■ What is being asked ■
Restate the listing that follows word for word, without its pictures.

■ Given records ■
══════════════════════════════
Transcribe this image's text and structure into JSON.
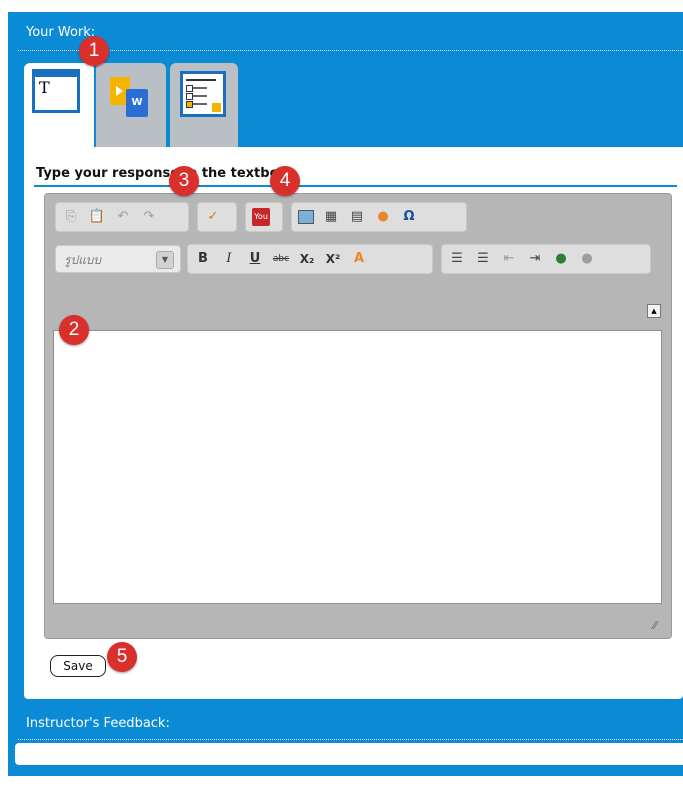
{
  "your_work": {
    "heading": "Your Work:"
  },
  "tabs": [
    {
      "name": "text-tab",
      "icon": "text-T-icon",
      "glyph": "T"
    },
    {
      "name": "file-upload-tab",
      "icon": "slides-word-files-icon"
    },
    {
      "name": "quiz-tab",
      "icon": "checklist-document-icon"
    }
  ],
  "prompt": {
    "label": "Type your response in the textbox"
  },
  "editor": {
    "format_placeholder": "รูปแบบ",
    "toolbar": [
      "copy-icon",
      "paste-icon",
      "undo-icon",
      "redo-icon",
      "spellcheck-icon",
      "youtube-icon",
      "image-icon",
      "table-icon",
      "horizontal-rule-icon",
      "smiley-icon",
      "special-char-omega-icon",
      "bold-icon",
      "italic-icon",
      "underline-icon",
      "strikethrough-icon",
      "subscript-icon",
      "superscript-icon",
      "text-color-icon",
      "numbered-list-icon",
      "bulleted-list-icon",
      "outdent-icon",
      "indent-icon",
      "link-icon",
      "unlink-icon"
    ],
    "bold_glyph": "B",
    "italic_glyph": "I",
    "underline_glyph": "U",
    "strike_glyph": "abc",
    "sub_glyph": "X₂",
    "sup_glyph": "X²",
    "color_glyph": "A",
    "omega_glyph": "Ω"
  },
  "save": {
    "label": "Save"
  },
  "feedback": {
    "heading": "Instructor's Feedback:"
  },
  "badges": [
    "1",
    "2",
    "3",
    "4",
    "5"
  ],
  "colors": {
    "panel": "#0b8ad6",
    "badge": "#d9302c"
  }
}
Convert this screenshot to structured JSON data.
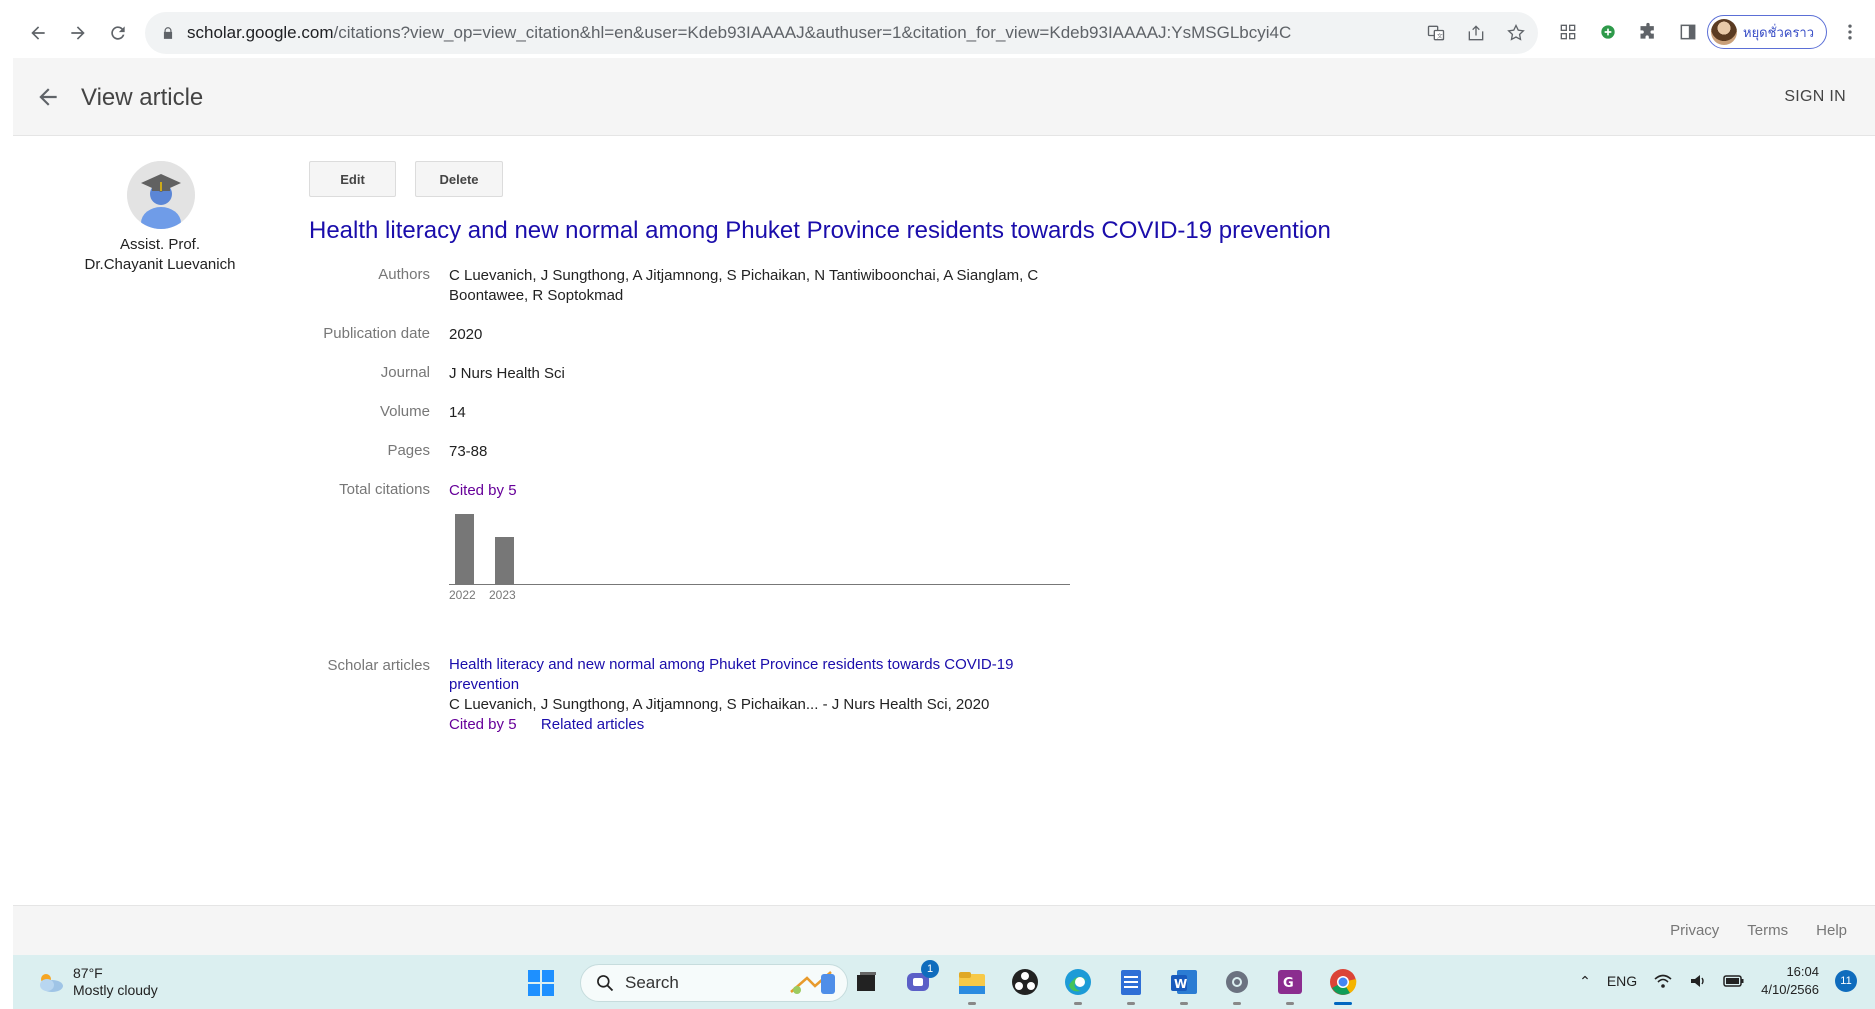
{
  "browser": {
    "url_host": "scholar.google.com",
    "url_path": "/citations?view_op=view_citation&hl=en&user=Kdeb93IAAAAJ&authuser=1&citation_for_view=Kdeb93IAAAAJ:YsMSGLbcyi4C",
    "profile_name": "หยุดชั่วคราว"
  },
  "header": {
    "title": "View article",
    "sign_in": "SIGN IN"
  },
  "profile": {
    "line1": "Assist. Prof.",
    "line2": "Dr.Chayanit Luevanich"
  },
  "actions": {
    "edit": "Edit",
    "delete": "Delete"
  },
  "article": {
    "title": "Health literacy and new normal among Phuket Province residents towards COVID-19 prevention",
    "fields": {
      "authors_label": "Authors",
      "authors_line1": "C Luevanich, J Sungthong, A Jitjamnong, S Pichaikan, N Tantiwiboonchai, A Sianglam, C",
      "authors_line2": "Boontawee, R Soptokmad",
      "pubdate_label": "Publication date",
      "pubdate": "2020",
      "journal_label": "Journal",
      "journal": "J Nurs Health Sci",
      "volume_label": "Volume",
      "volume": "14",
      "pages_label": "Pages",
      "pages": "73-88",
      "citations_label": "Total citations",
      "cited_by": "Cited by 5",
      "scholar_label": "Scholar articles"
    }
  },
  "chart_data": {
    "type": "bar",
    "categories": [
      "2022",
      "2023"
    ],
    "values": [
      3,
      2
    ],
    "ylim": [
      0,
      3
    ]
  },
  "scholar_article": {
    "title_line1": "Health literacy and new normal among Phuket Province residents towards COVID-19",
    "title_line2": "prevention",
    "meta": "C Luevanich, J Sungthong, A Jitjamnong, S Pichaikan... - J Nurs Health Sci, 2020",
    "cited_by": "Cited by 5",
    "related": "Related articles"
  },
  "footer": {
    "privacy": "Privacy",
    "terms": "Terms",
    "help": "Help"
  },
  "taskbar": {
    "temp": "87°F",
    "weather": "Mostly cloudy",
    "search": "Search",
    "chat_badge": "1",
    "lang": "ENG",
    "time": "16:04",
    "date": "4/10/2566",
    "notifications": "11"
  }
}
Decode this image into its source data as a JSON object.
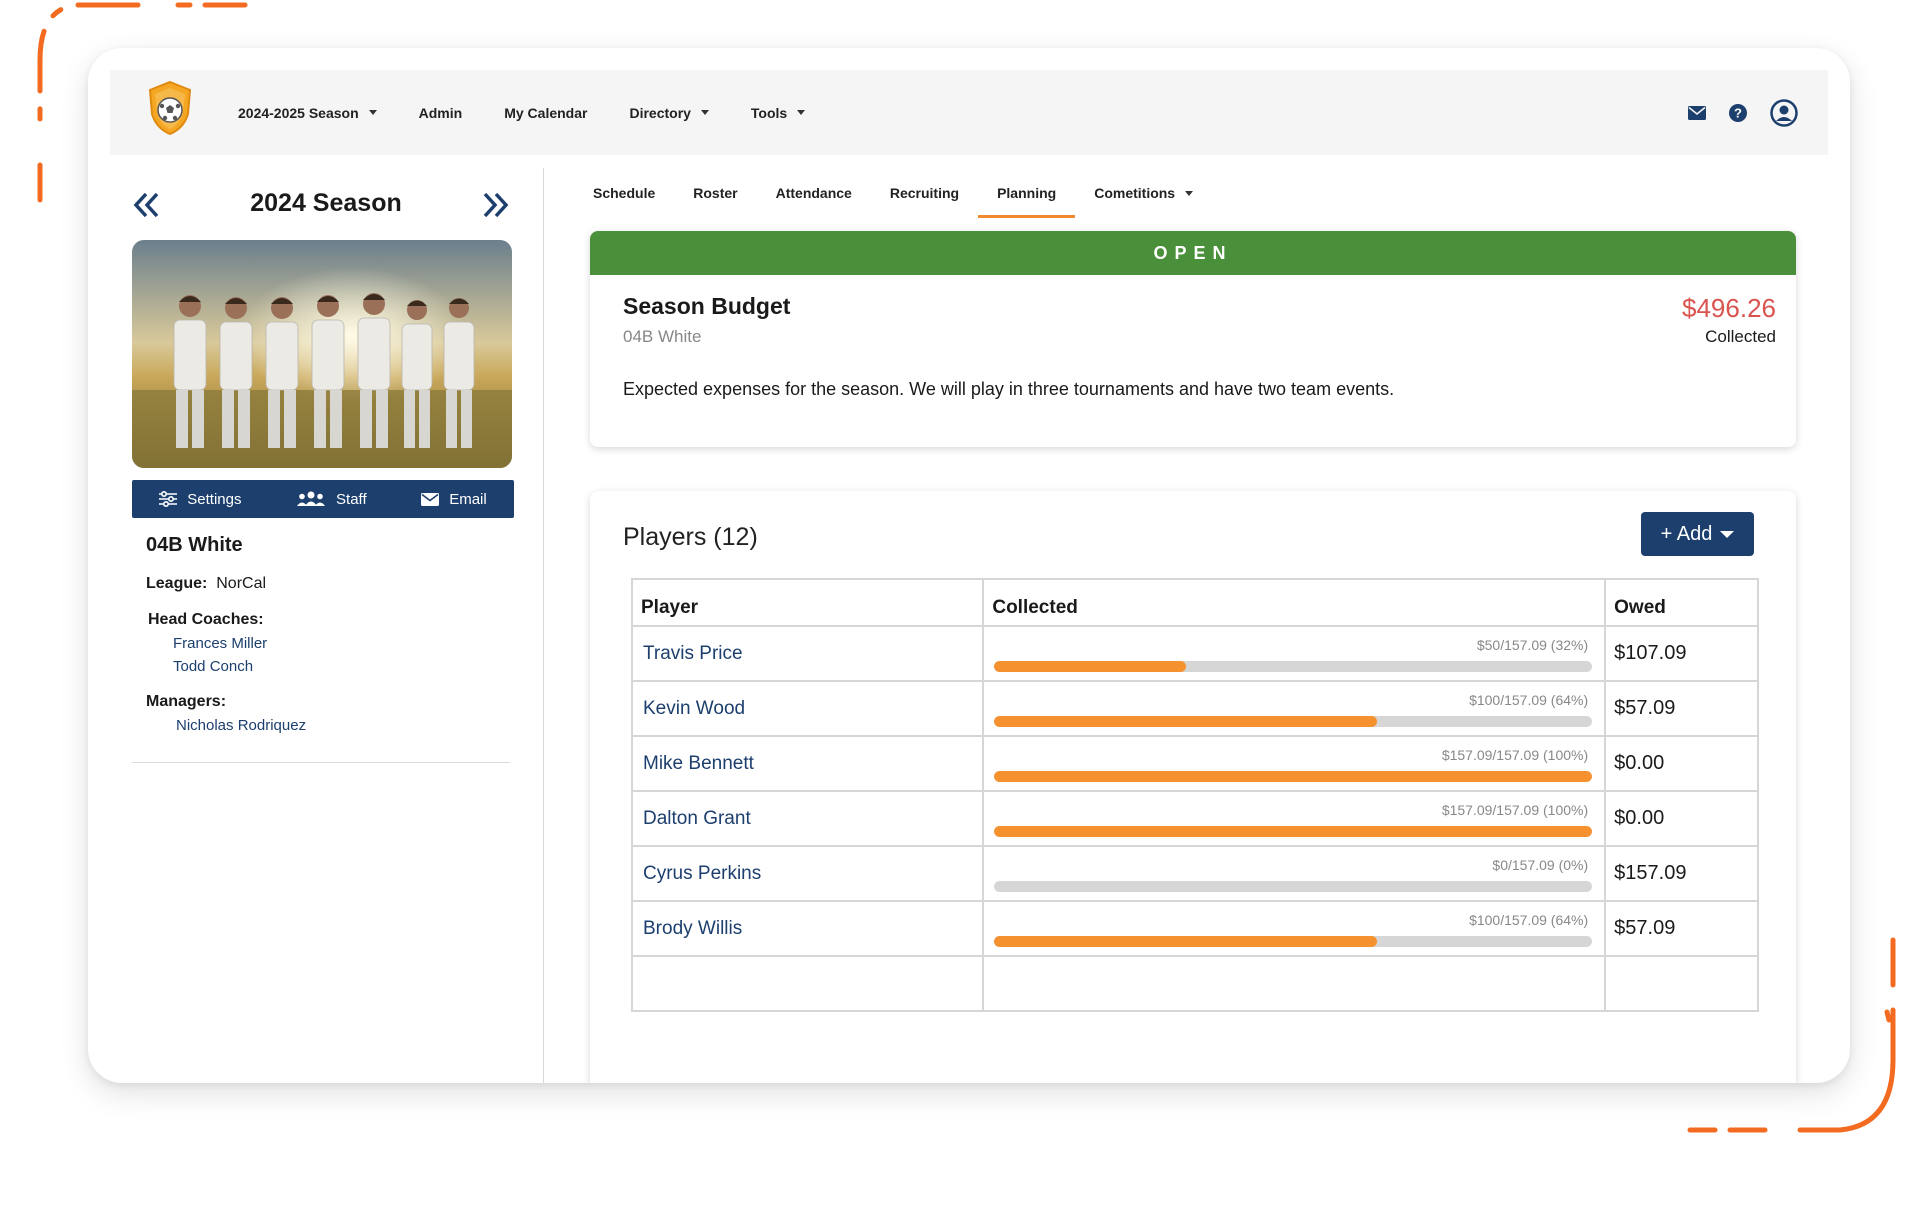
{
  "navbar": {
    "items": [
      {
        "label": "2024-2025 Season",
        "dropdown": true
      },
      {
        "label": "Admin",
        "dropdown": false
      },
      {
        "label": "My Calendar",
        "dropdown": false
      },
      {
        "label": "Directory",
        "dropdown": true
      },
      {
        "label": "Tools",
        "dropdown": true
      }
    ],
    "icons": [
      "mail-icon",
      "help-icon",
      "user-account-icon"
    ]
  },
  "sidebar": {
    "season_title": "2024 Season",
    "actions": {
      "settings": "Settings",
      "staff": "Staff",
      "email": "Email"
    },
    "team_name": "04B White",
    "league_label": "League:",
    "league_value": "NorCal",
    "head_coaches_label": "Head Coaches:",
    "head_coaches": [
      "Frances Miller",
      "Todd Conch"
    ],
    "managers_label": "Managers:",
    "managers": [
      "Nicholas Rodriquez"
    ]
  },
  "tabs": [
    {
      "label": "Schedule",
      "active": false
    },
    {
      "label": "Roster",
      "active": false
    },
    {
      "label": "Attendance",
      "active": false
    },
    {
      "label": "Recruiting",
      "active": false
    },
    {
      "label": "Planning",
      "active": true
    },
    {
      "label": "Cometitions",
      "active": false,
      "dropdown": true
    }
  ],
  "budget": {
    "status": "OPEN",
    "title": "Season Budget",
    "team": "04B White",
    "amount": "$496.26",
    "amount_label": "Collected",
    "description": "Expected expenses for the season. We will play in three tournaments and have two team events."
  },
  "players": {
    "title": "Players (12)",
    "add_label": "+ Add",
    "columns": [
      "Player",
      "Collected",
      "Owed"
    ],
    "rows": [
      {
        "name": "Travis Price",
        "collected_text": "$50/157.09 (32%)",
        "collected_pct": 32,
        "owed": "$107.09"
      },
      {
        "name": "Kevin Wood",
        "collected_text": "$100/157.09 (64%)",
        "collected_pct": 64,
        "owed": "$57.09"
      },
      {
        "name": "Mike Bennett",
        "collected_text": "$157.09/157.09 (100%)",
        "collected_pct": 100,
        "owed": "$0.00"
      },
      {
        "name": "Dalton Grant",
        "collected_text": "$157.09/157.09 (100%)",
        "collected_pct": 100,
        "owed": "$0.00"
      },
      {
        "name": "Cyrus Perkins",
        "collected_text": "$0/157.09 (0%)",
        "collected_pct": 0,
        "owed": "$157.09"
      },
      {
        "name": "Brody Willis",
        "collected_text": "$100/157.09 (64%)",
        "collected_pct": 64,
        "owed": "$57.09"
      }
    ]
  },
  "colors": {
    "accent_orange": "#f5922f",
    "navy": "#1c3f6e",
    "open_green": "#4a8f3a",
    "amount_red": "#d9534f"
  }
}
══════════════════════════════
■ Answer to the exercise ■
Transcribe this image's text and structure into JSON.
{
  "your_work": {
    "heading": "Your Work:"
  },
  "tabs": [
    {
      "name": "text-tab",
      "icon": "text-T-icon",
      "glyph": "T"
    },
    {
      "name": "file-upload-tab",
      "icon": "slides-word-files-icon"
    },
    {
      "name": "quiz-tab",
      "icon": "checklist-document-icon"
    }
  ],
  "prompt": {
    "label": "Type your response in the textbox"
  },
  "editor": {
    "format_placeholder": "รูปแบบ",
    "toolbar": [
      "copy-icon",
      "paste-icon",
      "undo-icon",
      "redo-icon",
      "spellcheck-icon",
      "youtube-icon",
      "image-icon",
      "table-icon",
      "horizontal-rule-icon",
      "smiley-icon",
      "special-char-omega-icon",
      "bold-icon",
      "italic-icon",
      "underline-icon",
      "strikethrough-icon",
      "subscript-icon",
      "superscript-icon",
      "text-color-icon",
      "numbered-list-icon",
      "bulleted-list-icon",
      "outdent-icon",
      "indent-icon",
      "link-icon",
      "unlink-icon"
    ],
    "bold_glyph": "B",
    "italic_glyph": "I",
    "underline_glyph": "U",
    "strike_glyph": "abc",
    "sub_glyph": "X₂",
    "sup_glyph": "X²",
    "color_glyph": "A",
    "omega_glyph": "Ω"
  },
  "save": {
    "label": "Save"
  },
  "feedback": {
    "heading": "Instructor's Feedback:"
  },
  "badges": [
    "1",
    "2",
    "3",
    "4",
    "5"
  ],
  "colors": {
    "panel": "#0b8ad6",
    "badge": "#d9302c"
  }
}
Convert this screenshot to structured JSON data.
{
  "browser": {
    "url_host": "scholar.google.com",
    "url_path": "/citations?view_op=view_citation&hl=en&user=Kdeb93IAAAAJ&authuser=1&citation_for_view=Kdeb93IAAAAJ:YsMSGLbcyi4C",
    "profile_name": "หยุดชั่วคราว"
  },
  "header": {
    "title": "View article",
    "sign_in": "SIGN IN"
  },
  "profile": {
    "line1": "Assist. Prof.",
    "line2": "Dr.Chayanit Luevanich"
  },
  "actions": {
    "edit": "Edit",
    "delete": "Delete"
  },
  "article": {
    "title": "Health literacy and new normal among Phuket Province residents towards COVID-19 prevention",
    "fields": {
      "authors_label": "Authors",
      "authors_line1": "C Luevanich, J Sungthong, A Jitjamnong, S Pichaikan, N Tantiwiboonchai, A Sianglam, C",
      "authors_line2": "Boontawee, R Soptokmad",
      "pubdate_label": "Publication date",
      "pubdate": "2020",
      "journal_label": "Journal",
      "journal": "J Nurs Health Sci",
      "volume_label": "Volume",
      "volume": "14",
      "pages_label": "Pages",
      "pages": "73-88",
      "citations_label": "Total citations",
      "cited_by": "Cited by 5",
      "scholar_label": "Scholar articles"
    }
  },
  "chart_data": {
    "type": "bar",
    "categories": [
      "2022",
      "2023"
    ],
    "values": [
      3,
      2
    ],
    "ylim": [
      0,
      3
    ]
  },
  "scholar_article": {
    "title_line1": "Health literacy and new normal among Phuket Province residents towards COVID-19",
    "title_line2": "prevention",
    "meta": "C Luevanich, J Sungthong, A Jitjamnong, S Pichaikan... - J Nurs Health Sci, 2020",
    "cited_by": "Cited by 5",
    "related": "Related articles"
  },
  "footer": {
    "privacy": "Privacy",
    "terms": "Terms",
    "help": "Help"
  },
  "taskbar": {
    "temp": "87°F",
    "weather": "Mostly cloudy",
    "search": "Search",
    "chat_badge": "1",
    "lang": "ENG",
    "time": "16:04",
    "date": "4/10/2566",
    "notifications": "11"
  }
}
Decode this image into its source data as a JSON object.
{
  "navbar": {
    "items": [
      {
        "label": "2024-2025 Season",
        "dropdown": true
      },
      {
        "label": "Admin",
        "dropdown": false
      },
      {
        "label": "My Calendar",
        "dropdown": false
      },
      {
        "label": "Directory",
        "dropdown": true
      },
      {
        "label": "Tools",
        "dropdown": true
      }
    ],
    "icons": [
      "mail-icon",
      "help-icon",
      "user-account-icon"
    ]
  },
  "sidebar": {
    "season_title": "2024 Season",
    "actions": {
      "settings": "Settings",
      "staff": "Staff",
      "email": "Email"
    },
    "team_name": "04B White",
    "league_label": "League:",
    "league_value": "NorCal",
    "head_coaches_label": "Head Coaches:",
    "head_coaches": [
      "Frances Miller",
      "Todd Conch"
    ],
    "managers_label": "Managers:",
    "managers": [
      "Nicholas Rodriquez"
    ]
  },
  "tabs": [
    {
      "label": "Schedule",
      "active": false
    },
    {
      "label": "Roster",
      "active": false
    },
    {
      "label": "Attendance",
      "active": false
    },
    {
      "label": "Recruiting",
      "active": false
    },
    {
      "label": "Planning",
      "active": true
    },
    {
      "label": "Cometitions",
      "active": false,
      "dropdown": true
    }
  ],
  "budget": {
    "status": "OPEN",
    "title": "Season Budget",
    "team": "04B White",
    "amount": "$496.26",
    "amount_label": "Collected",
    "description": "Expected expenses for the season. We will play in three tournaments and have two team events."
  },
  "players": {
    "title": "Players (12)",
    "add_label": "+ Add",
    "columns": [
      "Player",
      "Collected",
      "Owed"
    ],
    "rows": [
      {
        "name": "Travis Price",
        "collected_text": "$50/157.09 (32%)",
        "collected_pct": 32,
        "owed": "$107.09"
      },
      {
        "name": "Kevin Wood",
        "collected_text": "$100/157.09 (64%)",
        "collected_pct": 64,
        "owed": "$57.09"
      },
      {
        "name": "Mike Bennett",
        "collected_text": "$157.09/157.09 (100%)",
        "collected_pct": 100,
        "owed": "$0.00"
      },
      {
        "name": "Dalton Grant",
        "collected_text": "$157.09/157.09 (100%)",
        "collected_pct": 100,
        "owed": "$0.00"
      },
      {
        "name": "Cyrus Perkins",
        "collected_text": "$0/157.09 (0%)",
        "collected_pct": 0,
        "owed": "$157.09"
      },
      {
        "name": "Brody Willis",
        "collected_text": "$100/157.09 (64%)",
        "collected_pct": 64,
        "owed": "$57.09"
      }
    ]
  },
  "colors": {
    "accent_orange": "#f5922f",
    "navy": "#1c3f6e",
    "open_green": "#4a8f3a",
    "amount_red": "#d9534f"
  }
}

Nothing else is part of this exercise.